Chef Danhi & decorative fruit carving on the streets of Koh Samui
Seven hundred years ago, when the ancient city of Sukhothai was the capital of the kingdom of Thailand, the art of kae sa luk (Thai fruit carving) was developed there. Legend has it that a servant preparing for the Kings celebration of the loi kratong (floating lantern festival), took some creative license to carve a flower and a bird from vegetables. Thus begun the custom of decorative carving in the king’s palace. The art form evolved to become an essential part of the royal era. Women were trained in the art, and competitions were held periodically. Decorative fruits and vegetables carved into ornate flowers and wildlife became identified with the culinary culture, and were often used as serving vessels. In the 1930s, Thai fruit carving became part of a home economics program that helped bring this royal art to all classes of society. At that time, some practitioners of the craft began carving soap also. Now, carvers work in tourist areas, creating a bounty of colorful flowers, which are sold in small decorative boxes as souvenirs. In Thailand today, cucumbers are carved into “leaves” to be dunked in dips or used to garnish food. Elaborate displays of kae sa luk vegetables and fruits still decorate tables for banquets, holidays, and auspicious occasions.

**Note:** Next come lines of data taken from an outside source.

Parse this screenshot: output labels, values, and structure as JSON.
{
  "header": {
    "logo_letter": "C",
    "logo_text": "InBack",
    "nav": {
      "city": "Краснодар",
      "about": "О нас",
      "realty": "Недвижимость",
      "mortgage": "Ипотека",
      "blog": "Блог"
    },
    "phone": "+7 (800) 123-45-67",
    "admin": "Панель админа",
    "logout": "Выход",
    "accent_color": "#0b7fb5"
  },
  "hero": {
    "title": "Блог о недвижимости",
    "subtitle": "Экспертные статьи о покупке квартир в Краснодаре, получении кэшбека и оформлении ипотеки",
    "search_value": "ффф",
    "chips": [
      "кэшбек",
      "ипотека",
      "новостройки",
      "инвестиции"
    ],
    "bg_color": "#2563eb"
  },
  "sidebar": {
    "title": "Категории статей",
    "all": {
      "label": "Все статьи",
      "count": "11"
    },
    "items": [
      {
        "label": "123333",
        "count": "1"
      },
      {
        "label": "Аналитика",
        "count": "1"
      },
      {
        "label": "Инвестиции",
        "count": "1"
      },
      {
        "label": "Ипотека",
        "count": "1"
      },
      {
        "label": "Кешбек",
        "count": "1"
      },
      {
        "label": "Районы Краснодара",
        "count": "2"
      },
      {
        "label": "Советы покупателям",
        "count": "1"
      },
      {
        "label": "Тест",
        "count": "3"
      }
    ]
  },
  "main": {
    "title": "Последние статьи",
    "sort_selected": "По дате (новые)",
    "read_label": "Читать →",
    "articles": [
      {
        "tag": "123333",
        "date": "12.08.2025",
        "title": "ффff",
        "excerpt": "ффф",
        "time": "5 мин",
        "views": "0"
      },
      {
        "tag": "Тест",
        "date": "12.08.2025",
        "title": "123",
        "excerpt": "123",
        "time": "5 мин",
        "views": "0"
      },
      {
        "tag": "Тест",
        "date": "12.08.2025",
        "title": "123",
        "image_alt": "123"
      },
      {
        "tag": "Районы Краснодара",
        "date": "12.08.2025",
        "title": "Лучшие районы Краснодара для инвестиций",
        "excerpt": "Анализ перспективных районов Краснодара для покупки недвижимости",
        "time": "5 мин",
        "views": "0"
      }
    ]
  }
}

Thai Culture at the Ready
If you want to learn more about Thai culture make sure to first visit my friends at the Tourism Authority of Thailand.
To truly understand a region’s culinary arts, consider all the factors that contribute to its cuisine. Geography, history, ethnic diversity, culinary etiquette, prevailing flavors all converge to become the building blocks of its authentic food world.
Street snacks are part of Southeast Asian culture and Thailand has a category of sweet snacks known as Khanom. Probably my favorite khanom is Khanom Krok, these crusty sweet and salty coconut custards are cooked in a special pan with multiple divots. One batter (salted) is added and begins to cook to form the shell, then a second, sweeter batter is added and cover to cook slowly. Sometimes pieces of taro, corn, pumkin or scallions are use to top them. This is then cooked with the cover of to get a crisp shell with a ever so creamy coconut custard filling.
Sanuk-Thai's have fun
An underlying feeling of happiness and respect. The Thai approach to life exudes a spirit of fun that they call sanuk, not just in their social life, but woven into the fabric of who they are. It warms my heart to see Thais greeting each other with such respect, as they bring both palms together to wai. This warm salutation is accompanied with a smile and a modest bow of the head. The younger person or person of lower social or business status initiates the wai, and it is politely returned. Simultaneously they say, “sawasdee kop” (“sawasdee ka” for women) this is a greeting equivalent to “hello.” Another popular expression is “mai pen rai,” loosely translated as “it is not a problem.” They will politely say this to downplay any awkward situation. At a minimum you can wai and smile and be forgiven for most minor offenses.
I’m always mesmerized by Thailand’s vibrant flavors. They’re uniquely Thai, yet influence from neighboring cultures is unmistakable. Thailand is the only Southeast Asian country that … more can be found within the pages of the Southeast Asian Flavors book.